Reasons Your Business Might Need More Working Capital
While the needs of working capital vary by industry and business, some of the most common reasons a business might need more working capital are:
- Short-term debt obligations: Paying off short-term liabilities, such as equipment needs, inventory purchases, and salaries are vital to daily operations. Working capital is needed to turn short-term assets into cash, fast.
- Applying for a surety bond: A surety considering a company for performance bonds and payment bonds will require a working capital position of 5 to 10% depending on the size of the contractor. For example, if a contractor is looking for $10,000,000 in total bond capacity, the surety would need to see $1,000,000 to $500,000 in working capital.

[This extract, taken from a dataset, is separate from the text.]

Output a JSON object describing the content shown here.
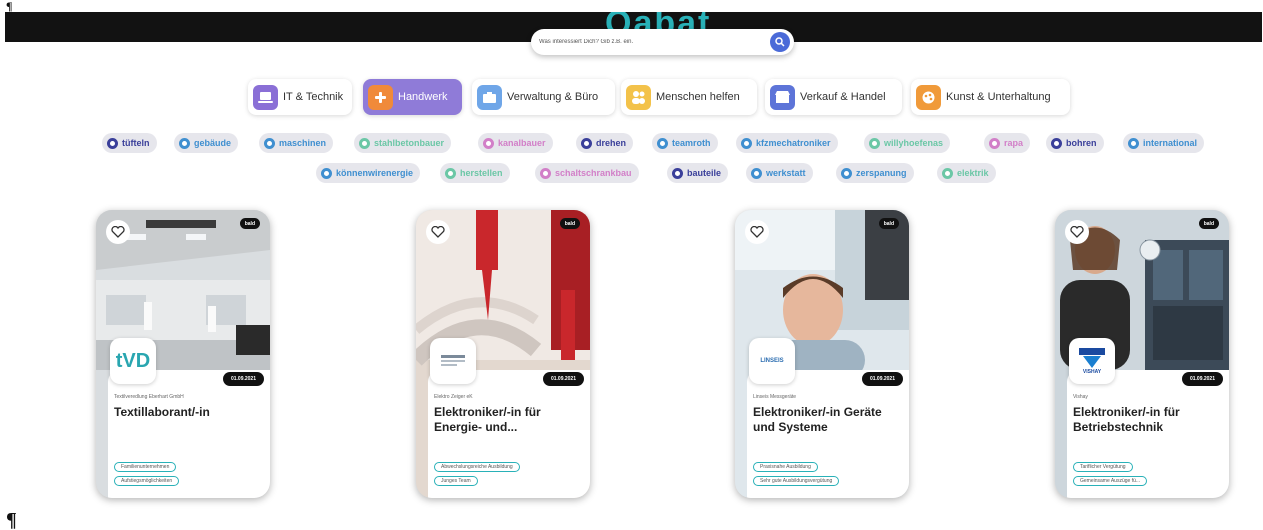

Additionally, underwriters are more likely to offer discounts on surety bond costs when a company has sufficient working capital.
- Growth and expansion: If you’re a new business looking to grow or if you’re a seasoned business looking to expand into new markets, you need working capital to fund production. Negative cash flow can inhibit your chances of expansion.

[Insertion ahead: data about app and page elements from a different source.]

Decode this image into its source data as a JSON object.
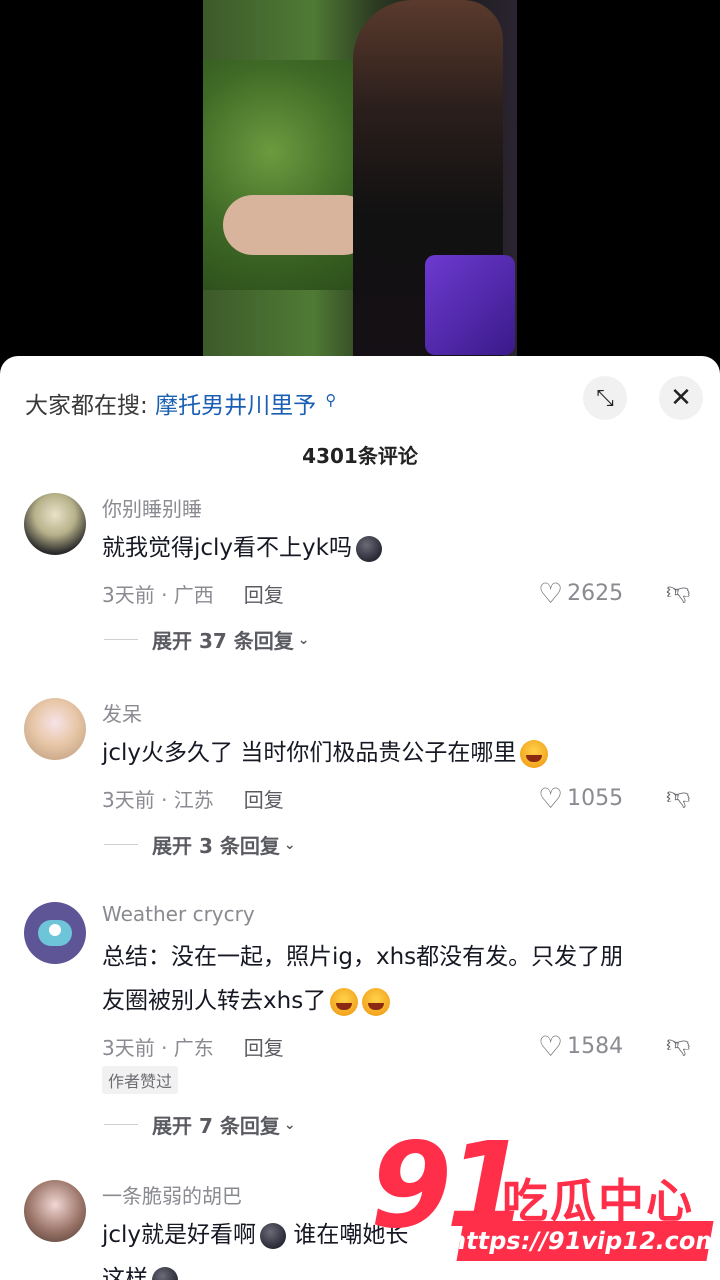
{
  "search": {
    "prefix": "大家都在搜:",
    "term": "摩托男井川里予",
    "icon": "search-icon"
  },
  "header": {
    "comment_count": "4301条评论",
    "expand_icon": "⤡",
    "close_icon": "✕"
  },
  "comments": [
    {
      "username": "你别睡别睡",
      "text": "就我觉得jcly看不上yk吗",
      "time_location": "3天前 · 广西",
      "reply_label": "回复",
      "likes": "2625",
      "expand_label": "展开 37 条回复"
    },
    {
      "username": "发呆",
      "text": "jcly火多久了 当时你们极品贵公子在哪里",
      "time_location": "3天前 · 江苏",
      "reply_label": "回复",
      "likes": "1055",
      "expand_label": "展开 3 条回复"
    },
    {
      "username": "Weather crycry",
      "text_line1": "总结：没在一起，照片ig，xhs都没有发。只发了朋",
      "text_line2": "友圈被别人转去xhs了",
      "time_location": "3天前 · 广东",
      "reply_label": "回复",
      "likes": "1584",
      "author_badge": "作者赞过",
      "expand_label": "展开 7 条回复"
    },
    {
      "username": "一条脆弱的胡巴",
      "text_line1": "jcly就是好看啊",
      "text_line1b": "谁在嘲她长",
      "text_line2": "这样"
    }
  ],
  "watermark": {
    "number": "91",
    "name": "吃瓜中心",
    "url": "https://91vip12.com"
  },
  "colors": {
    "search_term": "#1a5fb4",
    "watermark": "#ff2f4a"
  }
}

- Emergency preparedness: Similar to personal finances, businesses want to have a healthy amount of cash tucked away in case of emergencies. Things like lawsuits, loss of customers and natural disasters can have a significant impact on budget. Make sure you have enough working capital available to handle any unexpected costs.

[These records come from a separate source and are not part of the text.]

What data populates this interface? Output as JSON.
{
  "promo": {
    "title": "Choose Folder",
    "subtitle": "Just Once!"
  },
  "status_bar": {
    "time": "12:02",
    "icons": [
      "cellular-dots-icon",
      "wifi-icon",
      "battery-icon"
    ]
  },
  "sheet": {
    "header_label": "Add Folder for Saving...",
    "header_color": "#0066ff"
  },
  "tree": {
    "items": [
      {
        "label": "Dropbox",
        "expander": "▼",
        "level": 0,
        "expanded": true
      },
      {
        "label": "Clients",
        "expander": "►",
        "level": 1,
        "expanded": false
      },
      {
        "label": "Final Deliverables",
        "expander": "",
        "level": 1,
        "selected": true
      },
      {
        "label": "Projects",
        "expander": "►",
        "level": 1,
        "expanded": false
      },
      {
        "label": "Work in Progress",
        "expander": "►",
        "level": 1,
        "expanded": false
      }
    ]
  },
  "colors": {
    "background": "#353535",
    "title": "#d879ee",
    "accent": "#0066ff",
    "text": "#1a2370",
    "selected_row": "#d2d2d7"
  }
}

- Seasonal differences: If your business experiences seasonal differences, extra capital may be needed to prepare for a busy season. If you experience slow months, you’ll need positive working capital to ensure your company stays afloat.
- Attracting investors: Inadequate working capital can be a red flag to investors. Having sufficient working capital shows creditors and investors that the business has the ability to repay a loan.
How to Improve Your Working Capital
Working capital is key to ensuring the day-to-day operations of a business run smoothly. If you find yourself short of cash, working capital can be increased in a few ways:
- Improve accounts receivable: Encourage customers to pay on time by offering incentives.
- Pay debt on time: Avoid unnecessary penalties and use electronic payment systems to ensure all debt obligations are met on time.
- Take advantage of tax incentives: Tax incentives save money that can be used for working capital funds.
- Cut unnecessary expenses: Audit your monthly expenses and break it down into components. Is everything you're paying for necessary? Do you have signs of scope creep for a few projects? Trim the fat and focus on expenses that maintain company functionality.
- Avoid stockpiling: Manage your inventory so that every item is sold and products arrive exactly when you need them. When inventory is quickly converted to cash, less capital is tied up in unused assets.
- Working capital loans: If needed, working capital loans are available to fund short-term operational needs.
Working capital is important for businesses of all sizes and it should be monitored periodically. Efficiently managing working capital ensures a company is running smoothly. It can also increase a company’s earnings and profitability over time.
While you can’t predict every obstacle that comes your way, you can prepare. Having sufficient working capital available will ensure your business is covered in the event of a hardship. It can also give you insight into whether it’s time to expand or cut costs. For more information on working capital and why it’s important, check out the infographic below.